I don’t always go to OccCiv but when I do, I look for ways to pacify my boredom. Recently, I discovered Tinder.
Today, I decide to share my angst with Carla, 22, with whom I have two mutual friends and three shared interests — enough, I posit, to warrant an unsolicited conversation without seeming sketchy. To my credit, though, the Tinder frontier is still fresh and, if only by virtue of it being a semi-anonymous dating application, lacking a precedent on what exactly qualifies as sketchy and what doesn’t. Besides, she matched me too: this is how the app works.
“This class sucks,” I type, send. A half-hour passes. “I go to Hopkins, by the way.” Another hour.
This is more or less par for the course.
I’m not particularly upset. For every unrequited attempt at a connection, there’s always two or three — though I’d imagine my numbers would be higher if I hadn’t gained six pounds after getting my wisdom teeth pulled over Christmas — that see actualization. I do not know her last name, where she lives, how she spends her weekends or if she likes popcorn. All I know is that she’s within a 50-mile radius and that at some point, accidentally or intentionally, drunk or sober, we expressed a carnal interest in one another with the rightward sweep of a fingertip.
Most of my matches aren’t Hopkins girls. My menu is dominated by freshmen from Towson and Loyola, with a peppering of some particularly colorful natives; Brittinee, 31, appears to have three children. I liked her. It gets particularly interesting after dark, when Shenice, 28 invites me to The Get Down, or when I find myself developing a vaguely passionate sense of trust with Princess, 24.
When I do encounter a girl from Hopkins — about one in fourteen — I’ll usually throw her a bone. I can recognize her from the dangerously scant information provided by a Tinder profile: the user’s first name, age and photograph, chosen at his or her own self-serving discretion.
Yes, it’s creepy, but it finds redemption in the fact that the creepiness is mutual. It cuts through the crap and accepts that social media comes down to sex.
The premise is wonderfully Darwinian: natural selection with a fingertip’s sweep across a screen. Those with unimpressive connections will presumably grow bored of the Tindergarten and go play elsewhere, abandoning the gene pool altogether and leaving the more appealing users to find one another with greater efficiency and then be fruitful and multiply.

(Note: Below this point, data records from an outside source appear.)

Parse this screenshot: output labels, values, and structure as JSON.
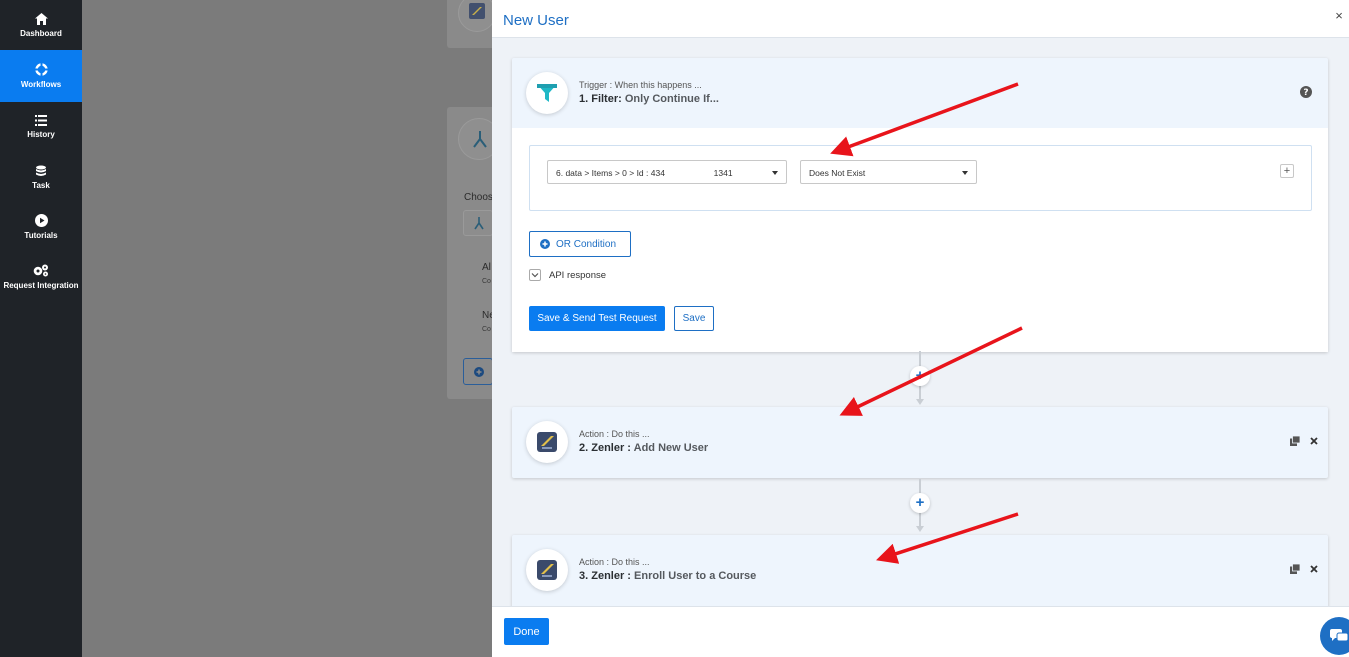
{
  "sidebar": {
    "items": [
      {
        "label": "Dashboard",
        "icon": "home-icon",
        "active": false
      },
      {
        "label": "Workflows",
        "icon": "workflows-icon",
        "active": true
      },
      {
        "label": "History",
        "icon": "history-icon",
        "active": false
      },
      {
        "label": "Task",
        "icon": "task-icon",
        "active": false
      },
      {
        "label": "Tutorials",
        "icon": "play-icon",
        "active": false
      },
      {
        "label": "Request Integration",
        "icon": "gears-icon",
        "active": false
      }
    ]
  },
  "background": {
    "choose_label": "Choos",
    "item1_title": "Al",
    "item1_sub": "Co",
    "item2_title": "Ne",
    "item2_sub": "Co"
  },
  "modal": {
    "title": "New User",
    "close_icon": "×",
    "steps": [
      {
        "kind": "Trigger : When this happens ...",
        "number_app": "1. Filter:",
        "event": "Only Continue If...",
        "icon": "filter-icon"
      },
      {
        "kind": "Action : Do this ...",
        "number_app": "2. Zenler :",
        "event": "Add New User",
        "icon": "zenler-icon"
      },
      {
        "kind": "Action : Do this ...",
        "number_app": "3. Zenler :",
        "event": "Enroll User to a Course",
        "icon": "zenler-icon"
      }
    ],
    "filter": {
      "field_prefix": "6. data > Items > 0 > Id : 434",
      "field_suffix": "1341",
      "operator": "Does Not Exist",
      "add_condition": "+",
      "or_condition": "OR Condition",
      "api_response": "API response",
      "save_send": "Save & Send Test Request",
      "save": "Save"
    },
    "footer": {
      "done": "Done"
    }
  },
  "colors": {
    "accent": "#0a7cf0",
    "sidebar_bg": "#1f2328",
    "annotation_arrow": "#e8141b"
  }
}
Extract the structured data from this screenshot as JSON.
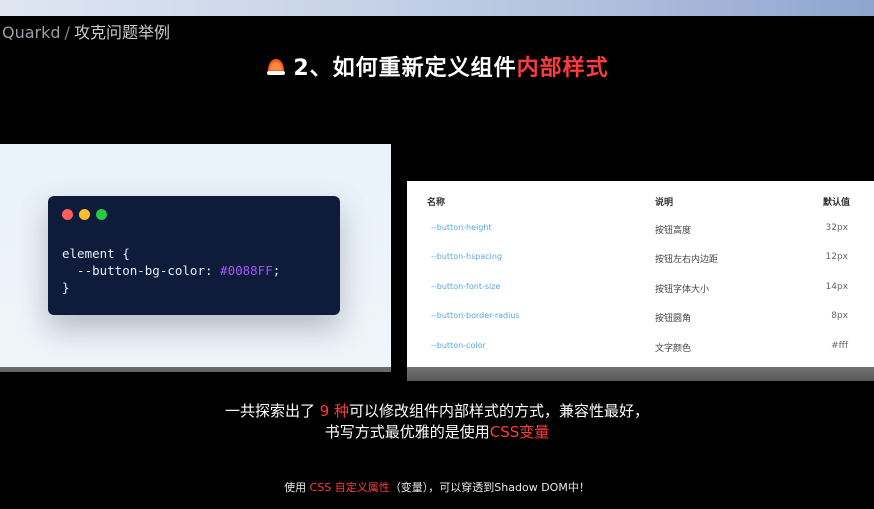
{
  "breadcrumb": {
    "root": "Quarkd",
    "separator": "/",
    "current": "攻克问题举例"
  },
  "title": {
    "prefix": "2、如何重新定义组件",
    "highlight": "内部样式"
  },
  "code_card": {
    "line1": "element {",
    "line2_prop": "  --button-bg-color: ",
    "line2_value": "#0088FF",
    "line2_end": ";",
    "line3": "}"
  },
  "table": {
    "headers": {
      "name": "名称",
      "desc": "说明",
      "default": "默认值"
    },
    "rows": [
      {
        "name": "--button-height",
        "desc": "按钮高度",
        "default": "32px"
      },
      {
        "name": "--button-hspacing",
        "desc": "按钮左右内边距",
        "default": "12px"
      },
      {
        "name": "--button-font-size",
        "desc": "按钮字体大小",
        "default": "14px"
      },
      {
        "name": "--button-border-radius",
        "desc": "按钮圆角",
        "default": "8px"
      },
      {
        "name": "--button-color",
        "desc": "文字颜色",
        "default": "#fff"
      }
    ]
  },
  "subtitle": {
    "line1_a": "一共探索出了 ",
    "line1_highlight": "9 种",
    "line1_b": "可以修改组件内部样式的方式，兼容性最好，",
    "line2_a": "书写方式最优雅的是使用",
    "line2_highlight": "CSS变量"
  },
  "caption": {
    "a": "使用 ",
    "highlight": "CSS 自定义属性",
    "b": "（变量），可以穿透到Shadow DOM中！"
  },
  "colors": {
    "accent": "#ff3b3b",
    "code_bg": "#0e1b3a",
    "code_hex": "#a855f7",
    "link": "#53a8e6"
  }
}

There’s one fatal flaw with that theory, though, because the interactions on Tinder so very rarely culminate in sex. If my first three weeks with the app are at all telling, it’s unlikely that I’ll ever meet any of my matches in person. Late-night solicitations usually go ignored or downright rejected: “I’m too far away” is common, as is “I thought you were the other guy in your profile picture.”
This is apparently counterintuitive to the concept of a dating application. But I’ll argue that Tinder is first and foremost about the user’s relationship with himself. It’s an ego-booster, or deflator, depending. A match is only as rewarding as the ensuing self-confidence of the matched. You flip from girl to girl, you press the green heart for one of them, and then there’s that momentary lag. You become conditioned to associate it with the congratulatory announcement that yes, you have a match. And in that fleeting moment, you feel good.
This is why Tinder has enjoyed its remarkable recent success. It gives us the affirmation that Facebook likes or drunken dance floor makeouts can only ambiguously suggest: people aren’t completely averse to sleeping with me. It’s about self-satisfaction in various shades of pettiness and brevity. Darwin and Freud can still have their say in the matter, because maybe self-satisfaction is all casual sex itself is really about, too.
This is among the few reasons why it doesn’t particularly bother me when my attempts to converse with a stranger fall flat. I probably wouldn’t want to talk to me either — I’m not especially charming in mediums other than news articles — but Tinder simply isn’t about conversation, because the conversation isn’t going to get you anywhere.
Glancing down at my phone, I see a message: “Congratulations!”
Kelly, 19. I turn away from myself and look at the girl: blonde, slightly hokey sepia filter on the picture, probably Towson. If insanity is doing the same thing repeatedly and expecting new results each time, maybe I’m crazy, then, driven temporarily nuts by the temporary cultivation of my self-esteem.
“Hey,” I write. “This class sucks.”